▸ **ASSIGNED TASK**:
Give the number of lines containing "Veículo" in this listing, with no other words.
------------------------
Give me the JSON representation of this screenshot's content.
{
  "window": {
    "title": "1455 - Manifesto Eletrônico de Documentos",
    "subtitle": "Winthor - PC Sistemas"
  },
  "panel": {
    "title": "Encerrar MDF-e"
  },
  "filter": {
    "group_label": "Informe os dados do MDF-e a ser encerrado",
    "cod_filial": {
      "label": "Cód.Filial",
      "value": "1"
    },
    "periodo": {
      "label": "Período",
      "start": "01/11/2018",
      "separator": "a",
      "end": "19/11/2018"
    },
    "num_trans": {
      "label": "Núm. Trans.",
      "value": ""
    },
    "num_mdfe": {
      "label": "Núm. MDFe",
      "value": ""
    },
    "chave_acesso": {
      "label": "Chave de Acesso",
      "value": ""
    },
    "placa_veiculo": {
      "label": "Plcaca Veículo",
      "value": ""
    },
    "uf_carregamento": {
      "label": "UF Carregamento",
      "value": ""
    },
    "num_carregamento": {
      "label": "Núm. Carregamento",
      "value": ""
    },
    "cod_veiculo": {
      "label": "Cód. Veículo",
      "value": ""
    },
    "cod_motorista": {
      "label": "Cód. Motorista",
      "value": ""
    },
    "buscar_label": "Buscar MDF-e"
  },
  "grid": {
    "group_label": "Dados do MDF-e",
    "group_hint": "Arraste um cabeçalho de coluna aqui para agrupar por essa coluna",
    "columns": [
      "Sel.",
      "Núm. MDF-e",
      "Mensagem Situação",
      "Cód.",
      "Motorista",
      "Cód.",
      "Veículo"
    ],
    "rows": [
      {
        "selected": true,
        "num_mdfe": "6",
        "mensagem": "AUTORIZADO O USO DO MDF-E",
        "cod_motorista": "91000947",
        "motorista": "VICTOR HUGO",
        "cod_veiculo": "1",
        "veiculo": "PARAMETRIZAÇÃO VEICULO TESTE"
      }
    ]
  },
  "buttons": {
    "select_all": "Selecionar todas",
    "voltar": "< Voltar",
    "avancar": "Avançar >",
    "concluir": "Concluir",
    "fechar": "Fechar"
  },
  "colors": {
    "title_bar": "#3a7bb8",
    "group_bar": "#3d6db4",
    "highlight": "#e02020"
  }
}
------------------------
▸ **YOUR SOLUTION**:
3